Vortical impulse theory is used to investigate the relationship between turbine thrust and the near-wake velocity and vorticity fields. Three different hypotheses regarding the near-wake structure allow the derivation of novel expressions for the thrust on a steadily rotating wind turbine, and these are tested using stereoscopic particle-image velocimetry (PIV) data acquired just behind a rotor in a water channel. When one assumes that vortex lines and streamlines are aligned in a rotor-fixed frame of reference, one obtains a PIV-based thrust estimate that fails even to capture the trend of the directly measured thrust, and this failure is attributed to an implicit assumption that most of the generated thrust does useful work. When one neglects the axial gradients of radial velocity, the PIV-based thrust estimate captures the measured thrust trend, but underpredicts its magnitude by approximately. The third and most promising physical proposition treats the trailing vortices as purely 'rolling' structures that exhibit zero-strain rate in their cores, with the corresponding thrust estimates in close agreement with direct thrust measurements. This best-performing expression appears as a correction to the classical thrust expression from momentum theory, possessing additional squared-velocity terms that can account for the high-thrust regime of turbine operation that is typically addressed empirically.
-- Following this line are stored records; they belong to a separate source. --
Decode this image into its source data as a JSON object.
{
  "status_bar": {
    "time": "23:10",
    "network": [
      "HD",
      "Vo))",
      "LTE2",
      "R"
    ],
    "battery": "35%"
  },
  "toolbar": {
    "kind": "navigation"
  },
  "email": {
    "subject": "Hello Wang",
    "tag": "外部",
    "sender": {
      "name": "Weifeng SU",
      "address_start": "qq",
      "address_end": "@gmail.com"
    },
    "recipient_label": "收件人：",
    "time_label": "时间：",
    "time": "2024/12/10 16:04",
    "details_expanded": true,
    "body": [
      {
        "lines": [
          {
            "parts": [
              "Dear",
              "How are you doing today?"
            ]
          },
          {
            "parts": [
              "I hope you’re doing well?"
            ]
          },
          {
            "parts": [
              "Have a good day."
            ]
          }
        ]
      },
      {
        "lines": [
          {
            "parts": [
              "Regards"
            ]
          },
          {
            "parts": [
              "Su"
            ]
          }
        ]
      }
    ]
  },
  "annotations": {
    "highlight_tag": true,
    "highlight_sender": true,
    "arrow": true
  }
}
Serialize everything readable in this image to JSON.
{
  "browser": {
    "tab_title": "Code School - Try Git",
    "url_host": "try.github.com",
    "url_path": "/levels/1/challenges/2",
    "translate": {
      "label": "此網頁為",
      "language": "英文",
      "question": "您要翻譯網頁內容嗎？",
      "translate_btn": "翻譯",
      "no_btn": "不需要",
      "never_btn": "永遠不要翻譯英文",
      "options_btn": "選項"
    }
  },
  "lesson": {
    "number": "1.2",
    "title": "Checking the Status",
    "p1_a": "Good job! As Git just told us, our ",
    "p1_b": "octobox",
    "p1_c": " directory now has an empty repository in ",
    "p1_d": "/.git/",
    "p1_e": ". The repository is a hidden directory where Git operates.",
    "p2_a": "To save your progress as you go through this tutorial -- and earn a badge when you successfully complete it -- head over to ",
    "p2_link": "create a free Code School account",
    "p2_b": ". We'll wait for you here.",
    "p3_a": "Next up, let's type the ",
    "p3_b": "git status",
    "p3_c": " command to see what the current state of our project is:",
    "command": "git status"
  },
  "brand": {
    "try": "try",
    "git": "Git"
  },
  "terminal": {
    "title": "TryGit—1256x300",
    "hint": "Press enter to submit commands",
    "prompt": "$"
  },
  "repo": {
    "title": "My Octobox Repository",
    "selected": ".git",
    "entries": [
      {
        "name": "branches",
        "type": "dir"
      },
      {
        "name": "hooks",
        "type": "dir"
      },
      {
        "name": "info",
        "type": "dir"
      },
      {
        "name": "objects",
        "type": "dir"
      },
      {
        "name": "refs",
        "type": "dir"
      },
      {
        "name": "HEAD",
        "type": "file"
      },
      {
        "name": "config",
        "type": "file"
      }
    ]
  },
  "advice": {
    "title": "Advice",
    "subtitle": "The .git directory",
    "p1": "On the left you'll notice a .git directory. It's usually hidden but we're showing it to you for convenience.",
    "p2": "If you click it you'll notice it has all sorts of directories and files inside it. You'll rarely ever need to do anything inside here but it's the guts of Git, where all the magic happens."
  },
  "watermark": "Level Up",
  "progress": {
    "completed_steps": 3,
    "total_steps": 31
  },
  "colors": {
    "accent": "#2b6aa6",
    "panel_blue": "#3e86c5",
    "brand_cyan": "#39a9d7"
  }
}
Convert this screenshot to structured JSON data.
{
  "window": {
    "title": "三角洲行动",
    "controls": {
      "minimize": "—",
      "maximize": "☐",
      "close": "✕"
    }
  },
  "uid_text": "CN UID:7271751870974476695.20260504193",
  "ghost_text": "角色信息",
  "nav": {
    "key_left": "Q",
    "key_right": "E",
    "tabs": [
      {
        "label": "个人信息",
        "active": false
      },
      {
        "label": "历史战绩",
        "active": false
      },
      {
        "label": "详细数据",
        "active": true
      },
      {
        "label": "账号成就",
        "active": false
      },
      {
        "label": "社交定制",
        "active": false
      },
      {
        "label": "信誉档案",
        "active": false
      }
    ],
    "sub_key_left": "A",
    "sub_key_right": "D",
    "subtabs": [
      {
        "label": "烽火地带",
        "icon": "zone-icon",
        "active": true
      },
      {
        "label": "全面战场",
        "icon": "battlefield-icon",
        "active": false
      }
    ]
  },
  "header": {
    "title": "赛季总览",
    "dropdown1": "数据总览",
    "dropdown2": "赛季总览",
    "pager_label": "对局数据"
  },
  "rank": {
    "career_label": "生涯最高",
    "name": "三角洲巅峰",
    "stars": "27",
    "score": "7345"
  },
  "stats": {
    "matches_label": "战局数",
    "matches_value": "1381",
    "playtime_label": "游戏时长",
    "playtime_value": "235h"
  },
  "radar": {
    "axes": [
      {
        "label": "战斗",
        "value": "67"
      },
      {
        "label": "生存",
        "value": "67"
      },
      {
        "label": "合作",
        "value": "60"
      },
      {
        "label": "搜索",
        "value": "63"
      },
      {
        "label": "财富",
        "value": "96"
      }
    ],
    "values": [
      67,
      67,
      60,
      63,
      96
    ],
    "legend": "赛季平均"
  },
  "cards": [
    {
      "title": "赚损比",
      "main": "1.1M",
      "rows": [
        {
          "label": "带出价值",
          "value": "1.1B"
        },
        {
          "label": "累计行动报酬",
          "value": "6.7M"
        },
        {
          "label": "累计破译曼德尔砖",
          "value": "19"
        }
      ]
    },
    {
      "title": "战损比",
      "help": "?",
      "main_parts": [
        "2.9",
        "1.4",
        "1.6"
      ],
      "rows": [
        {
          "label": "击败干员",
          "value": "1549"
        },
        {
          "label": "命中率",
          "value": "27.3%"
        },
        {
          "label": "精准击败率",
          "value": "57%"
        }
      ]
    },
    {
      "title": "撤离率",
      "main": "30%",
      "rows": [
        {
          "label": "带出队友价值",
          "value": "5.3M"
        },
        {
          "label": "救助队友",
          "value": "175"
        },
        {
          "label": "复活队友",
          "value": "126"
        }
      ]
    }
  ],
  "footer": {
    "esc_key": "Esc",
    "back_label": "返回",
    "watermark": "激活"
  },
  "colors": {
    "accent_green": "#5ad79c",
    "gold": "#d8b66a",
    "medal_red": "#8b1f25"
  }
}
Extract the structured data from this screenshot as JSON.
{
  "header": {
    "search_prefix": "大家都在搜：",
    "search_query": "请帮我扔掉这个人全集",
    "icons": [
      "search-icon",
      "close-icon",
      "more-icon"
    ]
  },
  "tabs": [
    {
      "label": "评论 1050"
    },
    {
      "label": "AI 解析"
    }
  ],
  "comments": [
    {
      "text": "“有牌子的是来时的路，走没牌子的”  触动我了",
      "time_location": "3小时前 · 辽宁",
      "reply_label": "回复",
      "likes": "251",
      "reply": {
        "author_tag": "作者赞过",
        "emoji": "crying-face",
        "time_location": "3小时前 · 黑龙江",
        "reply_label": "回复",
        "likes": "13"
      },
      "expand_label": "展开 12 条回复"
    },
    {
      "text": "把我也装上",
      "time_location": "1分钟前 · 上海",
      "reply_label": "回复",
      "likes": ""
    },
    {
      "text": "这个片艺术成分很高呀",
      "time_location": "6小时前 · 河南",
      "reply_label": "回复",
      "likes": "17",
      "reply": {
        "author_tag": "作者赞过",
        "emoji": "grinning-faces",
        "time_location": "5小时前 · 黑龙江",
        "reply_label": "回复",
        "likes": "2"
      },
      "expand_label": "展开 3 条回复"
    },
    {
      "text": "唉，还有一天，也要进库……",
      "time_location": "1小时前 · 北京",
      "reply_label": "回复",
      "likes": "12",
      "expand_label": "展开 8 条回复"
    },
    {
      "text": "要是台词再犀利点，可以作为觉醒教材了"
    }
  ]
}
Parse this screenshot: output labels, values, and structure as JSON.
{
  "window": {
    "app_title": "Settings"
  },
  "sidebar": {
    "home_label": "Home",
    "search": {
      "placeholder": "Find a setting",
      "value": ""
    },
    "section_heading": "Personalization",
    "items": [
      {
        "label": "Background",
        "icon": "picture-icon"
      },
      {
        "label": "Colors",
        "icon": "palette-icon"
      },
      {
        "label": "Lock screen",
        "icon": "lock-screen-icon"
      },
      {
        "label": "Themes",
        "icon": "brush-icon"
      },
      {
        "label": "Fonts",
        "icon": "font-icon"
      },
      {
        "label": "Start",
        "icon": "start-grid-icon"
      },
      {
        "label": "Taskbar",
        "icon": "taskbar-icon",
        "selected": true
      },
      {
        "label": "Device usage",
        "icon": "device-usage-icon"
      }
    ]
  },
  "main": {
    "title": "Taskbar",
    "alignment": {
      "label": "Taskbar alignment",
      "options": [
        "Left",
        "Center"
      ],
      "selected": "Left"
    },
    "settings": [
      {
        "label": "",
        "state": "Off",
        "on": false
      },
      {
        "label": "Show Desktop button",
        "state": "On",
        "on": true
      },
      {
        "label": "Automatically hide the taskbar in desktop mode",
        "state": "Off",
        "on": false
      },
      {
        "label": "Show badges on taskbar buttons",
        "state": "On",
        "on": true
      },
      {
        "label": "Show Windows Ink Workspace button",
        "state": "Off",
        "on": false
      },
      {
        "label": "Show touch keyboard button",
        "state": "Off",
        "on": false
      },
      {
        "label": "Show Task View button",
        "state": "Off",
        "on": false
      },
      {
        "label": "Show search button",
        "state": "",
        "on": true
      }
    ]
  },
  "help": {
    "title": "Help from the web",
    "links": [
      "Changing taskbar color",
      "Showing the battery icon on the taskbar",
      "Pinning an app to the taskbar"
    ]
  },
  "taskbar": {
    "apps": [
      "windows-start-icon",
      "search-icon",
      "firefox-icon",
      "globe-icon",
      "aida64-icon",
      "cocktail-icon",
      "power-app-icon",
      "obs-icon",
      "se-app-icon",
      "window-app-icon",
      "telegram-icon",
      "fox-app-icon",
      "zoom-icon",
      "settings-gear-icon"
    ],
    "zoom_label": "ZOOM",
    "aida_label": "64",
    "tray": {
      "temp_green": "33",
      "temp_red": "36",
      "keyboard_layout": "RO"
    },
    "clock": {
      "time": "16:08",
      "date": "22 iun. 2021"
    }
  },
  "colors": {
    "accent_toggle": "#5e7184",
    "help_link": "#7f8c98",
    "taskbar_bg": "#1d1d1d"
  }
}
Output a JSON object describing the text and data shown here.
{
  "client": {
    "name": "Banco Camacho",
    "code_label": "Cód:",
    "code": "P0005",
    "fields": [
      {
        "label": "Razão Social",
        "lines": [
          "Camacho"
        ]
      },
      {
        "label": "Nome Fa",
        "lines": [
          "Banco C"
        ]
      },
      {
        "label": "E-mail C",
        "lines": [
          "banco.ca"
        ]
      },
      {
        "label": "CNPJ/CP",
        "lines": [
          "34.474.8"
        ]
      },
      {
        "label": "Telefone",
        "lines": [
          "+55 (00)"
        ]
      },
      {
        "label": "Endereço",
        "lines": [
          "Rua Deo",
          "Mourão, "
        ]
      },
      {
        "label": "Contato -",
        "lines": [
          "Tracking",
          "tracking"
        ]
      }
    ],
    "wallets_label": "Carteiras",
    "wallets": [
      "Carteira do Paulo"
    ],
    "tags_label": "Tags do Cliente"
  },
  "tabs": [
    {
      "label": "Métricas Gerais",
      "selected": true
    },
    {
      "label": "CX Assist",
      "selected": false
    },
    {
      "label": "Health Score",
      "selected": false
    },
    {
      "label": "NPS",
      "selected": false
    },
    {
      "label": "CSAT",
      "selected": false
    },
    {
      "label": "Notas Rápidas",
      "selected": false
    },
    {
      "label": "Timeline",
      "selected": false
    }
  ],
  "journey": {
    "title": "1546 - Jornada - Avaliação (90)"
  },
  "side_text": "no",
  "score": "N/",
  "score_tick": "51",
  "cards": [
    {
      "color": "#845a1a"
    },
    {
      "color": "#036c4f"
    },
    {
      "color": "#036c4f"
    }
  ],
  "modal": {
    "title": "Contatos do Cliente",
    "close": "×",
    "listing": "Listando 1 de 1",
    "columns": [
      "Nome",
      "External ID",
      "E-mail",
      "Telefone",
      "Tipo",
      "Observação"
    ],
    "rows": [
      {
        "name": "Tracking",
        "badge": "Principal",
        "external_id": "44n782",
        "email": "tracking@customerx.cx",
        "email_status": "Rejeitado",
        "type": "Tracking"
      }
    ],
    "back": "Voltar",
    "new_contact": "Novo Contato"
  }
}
All Science Journal Classification (ASJC) codes
- Condensed Matter Physics
- Mechanics of Materials
- Mechanical Engineering
- Applied Mathematics